====== Dataset entries
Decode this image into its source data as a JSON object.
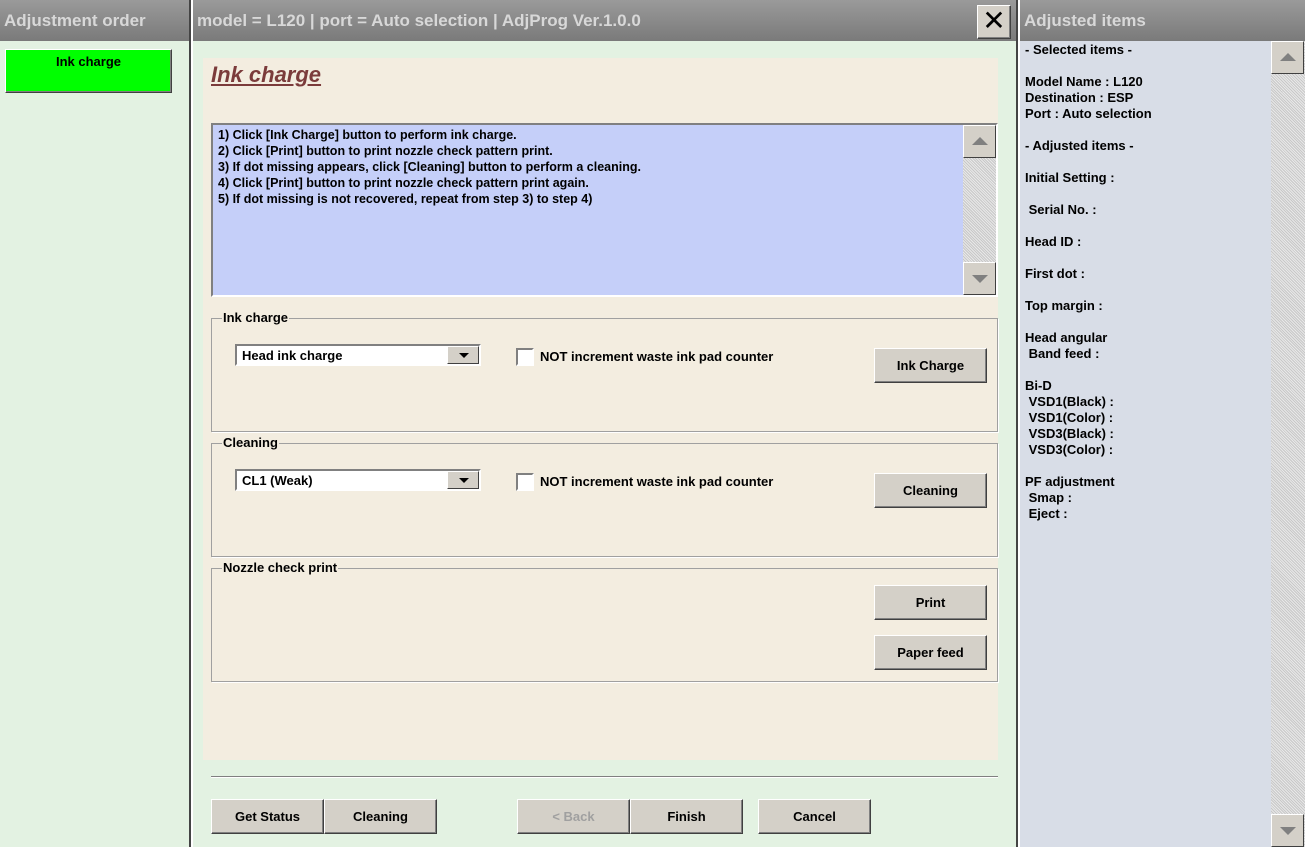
{
  "left": {
    "header": "Adjustment order",
    "items": [
      {
        "label": "Ink charge",
        "color": "#00ff00"
      }
    ]
  },
  "main": {
    "header": "model = L120  |  port = Auto selection  |  AdjProg Ver.1.0.0",
    "close_icon": "close-x-icon",
    "title": "Ink charge",
    "instructions": [
      "1) Click [Ink Charge] button to perform ink charge.",
      "2) Click [Print] button to print nozzle check pattern print.",
      "3) If dot missing appears, click [Cleaning] button to perform a cleaning.",
      "4) Click [Print] button to print nozzle check pattern print again.",
      "5) If dot missing is not recovered, repeat from step 3) to step 4)"
    ],
    "ink_charge": {
      "label": "Ink charge",
      "select": "Head ink charge",
      "checkbox": "NOT increment waste ink pad counter",
      "checked": false,
      "button": "Ink Charge"
    },
    "cleaning": {
      "label": "Cleaning",
      "select": "CL1 (Weak)",
      "checkbox": "NOT increment waste ink pad counter",
      "checked": false,
      "button": "Cleaning"
    },
    "nozzle": {
      "label": "Nozzle check print",
      "print": "Print",
      "paper_feed": "Paper feed"
    },
    "footer": {
      "get_status": "Get Status",
      "cleaning": "Cleaning",
      "back": "< Back",
      "finish": "Finish",
      "cancel": "Cancel"
    }
  },
  "right": {
    "header": "Adjusted items",
    "text": "- Selected items -\n\nModel Name : L120\nDestination : ESP\nPort : Auto selection\n\n- Adjusted items -\n\nInitial Setting :\n\n Serial No. :\n\nHead ID :\n\nFirst dot :\n\nTop margin :\n\nHead angular\n Band feed :\n\nBi-D\n VSD1(Black) :\n VSD1(Color) :\n VSD3(Black) :\n VSD3(Color) :\n\nPF adjustment\n Smap :\n Eject :"
  }
}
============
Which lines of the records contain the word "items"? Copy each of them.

    "items": [
    "header": "Adjusted items",
    "text": "- Selected items -\n\nModel Name : L120\nDestination : ESP\nPort : Auto selection\n\n- Adjusted items -\n\nInitial Setting :\n\n Serial No. :\n\nHead ID :\n\nFirst dot :\n\nTop margin :\n\nHead angular\n Band feed :\n\nBi-D\n VSD1(Black) :\n VSD1(Color) :\n VSD3(Black) :\n VSD3(Color) :\n\nPF adjustment\n Smap :\n Eject :"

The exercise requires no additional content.